The greater spiritual application is obvious: had it not been for the insatiable love of Jesus for us and His willingness to die in our place, the debt of sin that we owe would never have been paid. What an expensive gesture. It cost Him everything. Our acceptance of His offer of salvation erases the debt, and instead He credits us with righteousness. What a Savior!

Living a Budgeted Life

One of the occupational hazards associated with being a housecleaner is that I’m usually the first thing to go when people feel the need to cut back. You can imagine my shock when the opposite happened on the heels of the threat of tax increases and changes in healthcare. Not only did I not lose any jobs, I gained several more. Without even thinking I said “yes” to the job offers and set about ridding more houses of dust and grime all the while sucking up more of my time.

When my husband and I started the long, arduous climb out of the black hole of debt, it was suggested to us that we start writing down everything we spent our money on. Talk about tedious! I hated it. It drove me crazy. I felt tied to a clipboard and a pen, but it proved to be an invaluable tool. Suddenly we were aware of where all the money was going. No wonder we didn’t have gas money. I’d just bought two pairs of shoes! Clearly adjustments needed to be made.
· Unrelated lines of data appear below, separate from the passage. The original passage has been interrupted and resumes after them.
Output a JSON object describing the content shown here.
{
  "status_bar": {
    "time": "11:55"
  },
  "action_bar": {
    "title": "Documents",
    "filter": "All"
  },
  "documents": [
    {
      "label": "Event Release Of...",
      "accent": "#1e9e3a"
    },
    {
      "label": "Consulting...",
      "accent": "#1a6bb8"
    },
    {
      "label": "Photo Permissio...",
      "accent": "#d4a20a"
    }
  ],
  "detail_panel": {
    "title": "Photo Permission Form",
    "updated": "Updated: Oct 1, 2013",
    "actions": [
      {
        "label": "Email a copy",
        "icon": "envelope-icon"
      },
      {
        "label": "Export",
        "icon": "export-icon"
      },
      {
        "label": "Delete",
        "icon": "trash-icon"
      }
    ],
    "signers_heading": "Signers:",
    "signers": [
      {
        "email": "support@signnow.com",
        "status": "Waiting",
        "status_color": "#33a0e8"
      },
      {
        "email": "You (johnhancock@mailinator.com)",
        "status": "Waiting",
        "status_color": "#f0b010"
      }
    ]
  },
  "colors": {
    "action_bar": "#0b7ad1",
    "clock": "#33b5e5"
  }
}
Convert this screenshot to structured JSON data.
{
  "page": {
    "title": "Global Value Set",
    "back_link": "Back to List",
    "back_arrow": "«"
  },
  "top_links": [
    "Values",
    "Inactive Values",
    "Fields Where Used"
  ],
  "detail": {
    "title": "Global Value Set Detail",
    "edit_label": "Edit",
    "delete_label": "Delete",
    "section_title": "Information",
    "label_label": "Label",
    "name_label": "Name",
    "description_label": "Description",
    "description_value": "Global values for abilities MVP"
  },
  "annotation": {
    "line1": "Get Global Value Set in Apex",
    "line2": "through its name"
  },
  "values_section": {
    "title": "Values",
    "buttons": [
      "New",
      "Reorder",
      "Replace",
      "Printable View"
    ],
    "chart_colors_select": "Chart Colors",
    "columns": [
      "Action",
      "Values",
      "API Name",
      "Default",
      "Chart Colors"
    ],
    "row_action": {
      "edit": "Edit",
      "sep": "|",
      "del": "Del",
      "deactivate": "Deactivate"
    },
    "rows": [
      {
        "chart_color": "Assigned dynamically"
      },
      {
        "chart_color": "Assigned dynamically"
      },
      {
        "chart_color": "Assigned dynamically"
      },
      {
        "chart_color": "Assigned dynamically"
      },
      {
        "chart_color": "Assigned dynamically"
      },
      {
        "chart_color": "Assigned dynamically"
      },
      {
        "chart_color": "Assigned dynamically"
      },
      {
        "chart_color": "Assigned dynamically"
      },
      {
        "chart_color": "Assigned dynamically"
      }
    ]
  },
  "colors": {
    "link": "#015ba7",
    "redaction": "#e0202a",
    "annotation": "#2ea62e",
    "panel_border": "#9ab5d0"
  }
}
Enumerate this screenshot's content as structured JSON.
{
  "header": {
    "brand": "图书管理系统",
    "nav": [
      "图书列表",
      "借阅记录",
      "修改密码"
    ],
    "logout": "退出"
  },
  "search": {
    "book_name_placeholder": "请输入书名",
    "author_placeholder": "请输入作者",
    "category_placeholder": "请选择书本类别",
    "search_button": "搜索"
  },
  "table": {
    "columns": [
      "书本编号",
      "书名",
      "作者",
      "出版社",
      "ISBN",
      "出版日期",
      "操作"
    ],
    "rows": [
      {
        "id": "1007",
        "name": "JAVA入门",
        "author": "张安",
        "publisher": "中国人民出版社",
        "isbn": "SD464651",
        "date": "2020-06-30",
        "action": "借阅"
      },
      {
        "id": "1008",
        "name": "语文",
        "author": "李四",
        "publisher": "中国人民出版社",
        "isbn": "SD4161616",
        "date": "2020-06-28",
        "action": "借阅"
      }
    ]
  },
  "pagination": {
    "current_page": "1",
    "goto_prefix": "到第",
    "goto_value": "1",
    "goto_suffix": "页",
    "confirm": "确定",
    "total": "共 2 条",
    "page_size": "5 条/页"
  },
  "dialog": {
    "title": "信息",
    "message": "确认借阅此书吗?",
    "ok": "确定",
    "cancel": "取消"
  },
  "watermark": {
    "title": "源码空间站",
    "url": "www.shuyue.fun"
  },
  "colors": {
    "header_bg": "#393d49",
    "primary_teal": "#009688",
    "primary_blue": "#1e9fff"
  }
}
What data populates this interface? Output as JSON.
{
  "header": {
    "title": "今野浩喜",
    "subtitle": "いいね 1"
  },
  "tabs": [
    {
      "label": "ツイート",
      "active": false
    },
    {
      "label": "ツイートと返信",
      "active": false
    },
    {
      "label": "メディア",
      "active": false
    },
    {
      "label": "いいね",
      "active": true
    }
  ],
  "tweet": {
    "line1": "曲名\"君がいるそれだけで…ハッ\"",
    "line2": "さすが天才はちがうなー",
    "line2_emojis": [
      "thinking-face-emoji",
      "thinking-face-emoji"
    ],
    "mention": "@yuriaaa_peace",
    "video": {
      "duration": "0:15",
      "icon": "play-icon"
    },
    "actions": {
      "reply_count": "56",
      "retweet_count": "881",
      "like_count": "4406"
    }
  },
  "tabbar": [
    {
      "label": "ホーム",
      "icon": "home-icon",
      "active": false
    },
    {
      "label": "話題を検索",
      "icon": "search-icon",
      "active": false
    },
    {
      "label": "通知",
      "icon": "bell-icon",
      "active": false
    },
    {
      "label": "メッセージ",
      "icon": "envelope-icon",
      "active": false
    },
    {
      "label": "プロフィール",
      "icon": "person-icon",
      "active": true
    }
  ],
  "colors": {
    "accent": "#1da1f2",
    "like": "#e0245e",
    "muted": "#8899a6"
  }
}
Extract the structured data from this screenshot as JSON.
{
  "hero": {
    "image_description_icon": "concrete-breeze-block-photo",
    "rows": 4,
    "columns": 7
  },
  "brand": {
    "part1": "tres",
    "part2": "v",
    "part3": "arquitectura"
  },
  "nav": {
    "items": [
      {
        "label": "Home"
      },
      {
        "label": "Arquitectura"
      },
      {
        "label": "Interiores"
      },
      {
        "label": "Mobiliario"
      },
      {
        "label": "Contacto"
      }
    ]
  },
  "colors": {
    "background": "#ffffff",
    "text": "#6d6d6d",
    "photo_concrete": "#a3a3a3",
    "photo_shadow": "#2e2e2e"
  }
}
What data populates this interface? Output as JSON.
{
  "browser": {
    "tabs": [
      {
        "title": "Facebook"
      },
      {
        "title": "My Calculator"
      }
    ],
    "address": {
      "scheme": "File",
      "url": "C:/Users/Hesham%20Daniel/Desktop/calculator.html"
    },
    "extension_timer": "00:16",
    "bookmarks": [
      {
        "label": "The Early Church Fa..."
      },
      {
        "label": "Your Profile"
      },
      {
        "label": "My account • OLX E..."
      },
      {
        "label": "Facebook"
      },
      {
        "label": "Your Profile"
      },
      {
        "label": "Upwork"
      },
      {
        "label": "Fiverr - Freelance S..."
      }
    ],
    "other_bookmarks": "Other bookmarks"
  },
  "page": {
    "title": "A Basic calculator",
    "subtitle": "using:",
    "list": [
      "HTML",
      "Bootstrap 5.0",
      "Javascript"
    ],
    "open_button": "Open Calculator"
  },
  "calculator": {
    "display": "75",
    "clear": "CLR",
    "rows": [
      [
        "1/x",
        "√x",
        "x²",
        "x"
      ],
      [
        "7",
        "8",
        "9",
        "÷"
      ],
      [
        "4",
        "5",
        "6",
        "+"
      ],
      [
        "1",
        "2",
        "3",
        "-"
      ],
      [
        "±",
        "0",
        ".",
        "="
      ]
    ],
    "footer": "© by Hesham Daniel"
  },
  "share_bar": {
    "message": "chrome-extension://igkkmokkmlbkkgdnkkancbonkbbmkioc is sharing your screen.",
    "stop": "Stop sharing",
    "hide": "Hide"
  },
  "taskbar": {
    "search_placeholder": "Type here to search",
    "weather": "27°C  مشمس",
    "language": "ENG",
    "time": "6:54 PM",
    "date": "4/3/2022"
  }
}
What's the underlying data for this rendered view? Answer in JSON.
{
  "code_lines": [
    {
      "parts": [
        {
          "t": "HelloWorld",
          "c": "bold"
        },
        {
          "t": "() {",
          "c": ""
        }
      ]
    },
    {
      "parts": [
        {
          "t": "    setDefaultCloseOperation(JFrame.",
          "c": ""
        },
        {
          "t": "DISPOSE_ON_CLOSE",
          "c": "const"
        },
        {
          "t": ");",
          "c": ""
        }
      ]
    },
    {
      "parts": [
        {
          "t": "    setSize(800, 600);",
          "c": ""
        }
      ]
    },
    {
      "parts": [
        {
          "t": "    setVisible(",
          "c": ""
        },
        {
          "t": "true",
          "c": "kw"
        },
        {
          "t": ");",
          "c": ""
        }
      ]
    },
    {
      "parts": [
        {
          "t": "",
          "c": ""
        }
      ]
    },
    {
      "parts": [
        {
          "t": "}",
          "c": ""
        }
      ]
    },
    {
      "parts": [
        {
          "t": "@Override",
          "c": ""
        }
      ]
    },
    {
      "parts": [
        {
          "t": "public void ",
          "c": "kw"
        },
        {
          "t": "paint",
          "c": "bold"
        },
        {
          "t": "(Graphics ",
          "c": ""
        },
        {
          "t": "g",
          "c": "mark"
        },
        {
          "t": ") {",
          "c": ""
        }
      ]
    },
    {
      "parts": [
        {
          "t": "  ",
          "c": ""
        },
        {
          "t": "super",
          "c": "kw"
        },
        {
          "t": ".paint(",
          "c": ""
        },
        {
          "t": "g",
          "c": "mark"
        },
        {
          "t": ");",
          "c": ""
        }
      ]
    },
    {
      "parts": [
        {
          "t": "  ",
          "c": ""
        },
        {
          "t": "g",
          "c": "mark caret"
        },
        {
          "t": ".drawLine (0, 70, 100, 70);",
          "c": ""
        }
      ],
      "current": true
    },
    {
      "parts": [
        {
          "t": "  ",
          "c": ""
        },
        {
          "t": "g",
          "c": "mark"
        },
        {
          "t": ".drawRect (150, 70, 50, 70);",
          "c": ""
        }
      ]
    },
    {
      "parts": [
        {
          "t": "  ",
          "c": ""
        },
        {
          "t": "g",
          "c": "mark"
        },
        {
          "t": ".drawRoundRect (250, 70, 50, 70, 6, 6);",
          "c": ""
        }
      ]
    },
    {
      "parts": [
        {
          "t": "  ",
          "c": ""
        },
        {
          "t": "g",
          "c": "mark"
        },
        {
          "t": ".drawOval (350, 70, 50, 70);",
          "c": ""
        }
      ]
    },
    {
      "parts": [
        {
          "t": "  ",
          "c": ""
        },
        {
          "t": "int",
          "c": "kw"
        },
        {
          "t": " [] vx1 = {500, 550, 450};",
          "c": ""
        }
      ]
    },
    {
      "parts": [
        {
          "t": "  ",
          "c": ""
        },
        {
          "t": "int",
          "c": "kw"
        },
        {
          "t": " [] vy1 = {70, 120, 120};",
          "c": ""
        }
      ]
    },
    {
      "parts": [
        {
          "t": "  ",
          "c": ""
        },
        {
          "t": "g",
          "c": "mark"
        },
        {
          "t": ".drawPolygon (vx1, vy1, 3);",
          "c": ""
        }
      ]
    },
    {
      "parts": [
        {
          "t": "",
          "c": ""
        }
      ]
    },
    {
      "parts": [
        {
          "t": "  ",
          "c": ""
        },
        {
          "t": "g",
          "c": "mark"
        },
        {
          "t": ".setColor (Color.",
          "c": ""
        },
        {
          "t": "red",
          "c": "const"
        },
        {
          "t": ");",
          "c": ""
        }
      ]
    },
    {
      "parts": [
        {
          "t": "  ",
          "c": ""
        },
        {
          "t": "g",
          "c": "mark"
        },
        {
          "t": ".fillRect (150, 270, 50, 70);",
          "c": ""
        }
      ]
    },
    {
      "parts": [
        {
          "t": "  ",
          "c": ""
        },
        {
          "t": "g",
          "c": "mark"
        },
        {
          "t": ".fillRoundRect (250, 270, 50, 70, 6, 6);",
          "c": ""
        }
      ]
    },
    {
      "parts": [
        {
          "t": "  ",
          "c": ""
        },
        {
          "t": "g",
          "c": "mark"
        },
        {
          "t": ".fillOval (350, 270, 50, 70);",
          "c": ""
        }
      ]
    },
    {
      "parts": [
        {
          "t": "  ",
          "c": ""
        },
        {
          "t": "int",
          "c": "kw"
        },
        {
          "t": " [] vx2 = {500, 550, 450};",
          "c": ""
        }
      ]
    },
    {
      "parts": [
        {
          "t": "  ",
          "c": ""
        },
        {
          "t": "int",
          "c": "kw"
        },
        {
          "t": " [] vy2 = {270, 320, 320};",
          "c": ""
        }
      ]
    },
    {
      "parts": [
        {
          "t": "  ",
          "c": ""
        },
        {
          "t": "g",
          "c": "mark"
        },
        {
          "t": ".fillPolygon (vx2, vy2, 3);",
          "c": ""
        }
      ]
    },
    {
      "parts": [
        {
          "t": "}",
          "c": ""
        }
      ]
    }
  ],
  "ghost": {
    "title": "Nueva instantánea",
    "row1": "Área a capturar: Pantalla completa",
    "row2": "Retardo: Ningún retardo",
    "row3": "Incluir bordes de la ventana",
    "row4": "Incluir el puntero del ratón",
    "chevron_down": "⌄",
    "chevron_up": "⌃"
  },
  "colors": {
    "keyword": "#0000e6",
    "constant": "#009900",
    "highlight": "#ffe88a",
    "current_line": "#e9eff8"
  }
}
In college, this idea of budgeting time was known as time management. It won’t shock you when I tell you that I wasn’t very good at it. I’m still not, but as I look at what I spend my time on, I realize that I need to make some adjustments. Most of the things we spend our time on, in and of themselves, are not bad. But like money, once it’s spent, it’s gone. Was it a wise expenditure? Am I getting the most bang for my buck? In the world of finances that means getting the desired item at the lowest price possible. With time what I consider the best deal is spending each hour of my day doing the jobs that God has given me to do. We were doing fine before I took more work. God never asked me to go out and make more money. What He asked me to do is take care of my husband, my kids, write and work the jobs He’s given me. He’s also asked me to be content with the money I make while doing those jobs and to remember it’s not all about money.  Spending hours on things that weren’t in His plan is as nuts as throwing five dollar bills out the window as I drive down the street.

It’s taken awhile (I’m not the brightest crayon in the box!), but I’ve realized that time is as valuable as money. Both need to be budgeted. Both can get wasted on mindless “spending.” And both are gifts from God and, therefore, belong to God. So I will treat my time as I would my money, cutting back where needed, budgeting the minutes as I would the dollars, doing my best to spend it wisely, and trusting God to stretch my minutes to cover each task just as He stretches my money to cover each bill.